The richness of the Cosumnes River is quite well known, but there are many other areas in the surrounding forest that are extremely rich too. The early miners worked many of these areas using ground sluicing and other placer mining methods, but there were other areas that were completely overlooked.
Gold prospectors today can successfully find gold be exploring these lesser known tributaries of the Cosumnes River. Even dry gulches with no perennial water flow will still accumulate placer gold.
One of the best ways to find this type of gold is by metal detecting, which allows the prospectors to explore these areas without water and locate gold nuggets.
Drywashing is another method that can be used, but the soil needs to be fully dry for this to work properly, generally just for a few months during the summer.
Traditional placer mining techniques like gold panning will work just as well today as they did for the early miners along the Cosumnes River and its tributaries. They may have gotten most of the easy gold, but will some hard work you can still recover a considerable amount of gold in this area today.
While most prospectors today focus their attention on placer gold, there are many hard rock mines in the mountains around the Cosumnes River. Many of these old mines still have high-grade ore. Using a metal detector to locate specimens around old mine dumps is something to consider.
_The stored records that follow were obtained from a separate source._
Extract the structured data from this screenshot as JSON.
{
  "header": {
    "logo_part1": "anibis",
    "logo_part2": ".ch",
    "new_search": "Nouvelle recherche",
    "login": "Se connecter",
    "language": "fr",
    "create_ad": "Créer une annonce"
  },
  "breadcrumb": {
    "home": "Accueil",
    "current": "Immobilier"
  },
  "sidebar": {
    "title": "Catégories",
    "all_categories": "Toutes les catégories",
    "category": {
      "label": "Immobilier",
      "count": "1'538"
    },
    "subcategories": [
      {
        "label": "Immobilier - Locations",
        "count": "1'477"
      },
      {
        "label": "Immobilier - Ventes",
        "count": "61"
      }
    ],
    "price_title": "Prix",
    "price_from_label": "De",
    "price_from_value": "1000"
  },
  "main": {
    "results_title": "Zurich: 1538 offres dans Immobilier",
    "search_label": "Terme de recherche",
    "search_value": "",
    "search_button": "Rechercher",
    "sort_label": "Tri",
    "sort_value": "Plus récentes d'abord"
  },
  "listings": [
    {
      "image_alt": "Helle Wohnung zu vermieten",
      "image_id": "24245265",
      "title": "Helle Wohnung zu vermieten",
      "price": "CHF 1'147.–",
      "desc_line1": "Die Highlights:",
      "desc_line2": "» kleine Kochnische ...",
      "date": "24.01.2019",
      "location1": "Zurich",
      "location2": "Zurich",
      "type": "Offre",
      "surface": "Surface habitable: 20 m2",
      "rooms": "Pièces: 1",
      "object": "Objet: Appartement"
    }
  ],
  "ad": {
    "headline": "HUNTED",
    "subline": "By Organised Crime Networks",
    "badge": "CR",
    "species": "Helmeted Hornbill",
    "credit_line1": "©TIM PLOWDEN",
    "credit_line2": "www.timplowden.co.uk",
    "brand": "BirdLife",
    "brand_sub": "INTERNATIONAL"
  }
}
Be aware that there are a considerable number of active mining claims in this part of California. Always do your research to ensure that you are not prospecting on someone else’s valid claim. You can still do many activities on mining claims, but you cannot legally prospect for gold or minerals. You will need to locate areas that are not claimed.